There are some bitfields with exhibit regular repetitions of patterns (at every 4 bursts), static patterns and variable ones. Particularly, note that the second and third field reach almost constant values after 3-4 minutes: these are the temperature and pressure values (the capture begins when the car is stationary).

Fig. 6a - 70 bits info that each wheel sends in ~10 minutes
Fig. 6b - 1-0 view
Most likely, the structure is: 8-bit sync, 8-bit temperature, 8-bit pressure, 32-bit sensor ID, 5-bit flags (sensor status), 8-bit CRC, and 1-bit EOM. Perhaps  some bits are used as field sync, but there are no info about that. In this case, using the bit sequence "10" as field separator, we get: 6-bit sync, 6-bit temperature, 6-bit pressure, 32-bit sensor ID, 3-bit sensor status, 8-bit CRC, and 1 bit EOM (Figs. 7a/b).

Fig. 7a
Fig. 7-b

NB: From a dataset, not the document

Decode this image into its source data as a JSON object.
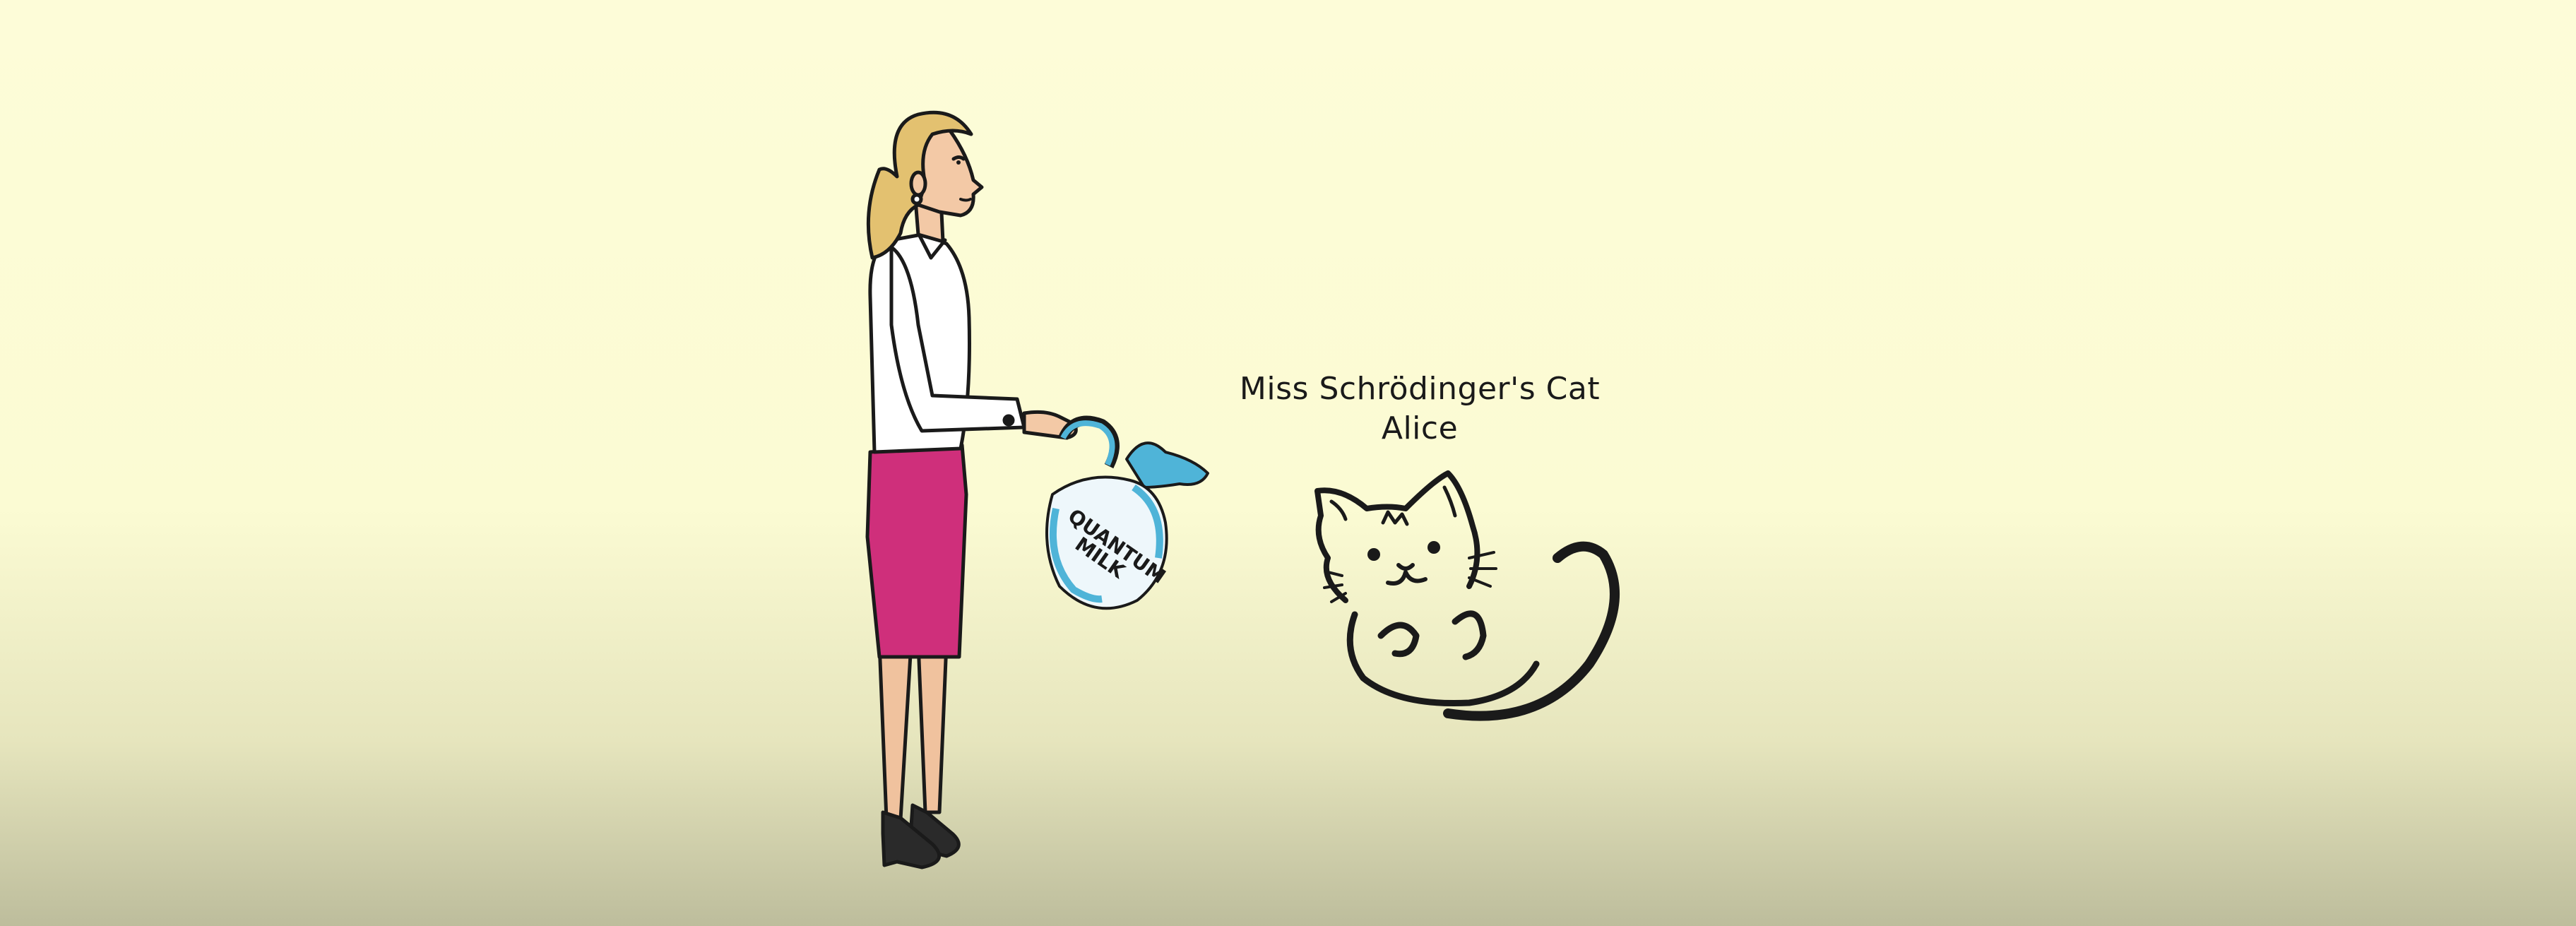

At least this protocol, and most likely all the others, does not use encryption or a form of authentication, and the car implementation does not perform basic input validation. Moreover, TPMS messages can be correctly received up to 10m from the car with a cheap antenna and up to 40m with a basic low noise amplifier, so the cited shortcomings  allow for remote spoofing of TPM sensor messages and may cause security and privacy vulnerabilities. 
Could it be used as feasible way to track cars? Think that each TPM sensor sends its 32-bit static identifier in every message and the length of the identifier field could render the IDs sufficiently unique to track cars, in these case using the 4-upla: 
On the other hand, just the choice of the "open-protocol" solution allows to use aftermarket products or multi-protocol sensors that come “pre-loaded” with many sensor protocols in a single sensor body; this way the TPM sensors are not so tightly linked to the car manufacturer and ultimately to the car. But, who knows how it will evolve?
At present we decided to not mention car and sensors manufacturers, anyway - for study purposes only - you could send your recordings along with the manufacturers of the "copied" TPM sensors so to build up a sort comparison table. Why not?

We know there are some pieces of software which are able to decode and identify TPMS such as:
https://github.com/jboone/tpm differents 
but what we'd like to do  is a bit more "radio" approach rather than a purely software approach. As suggested by ANgazu, there are many 433 files here:
Files are .dat but after some analysis, format for SA is 8U and sample rate is 250000. There are about 4 TPMS models that can be a good reference for us. We think that join these two approaches will offer two different views of the same signals!


  1. What software did you use for rf and binary analysis?

  2. I used SA (Signals Analyzer)for the waveform (analysis and raw demodulation) and BEE as bitstream editor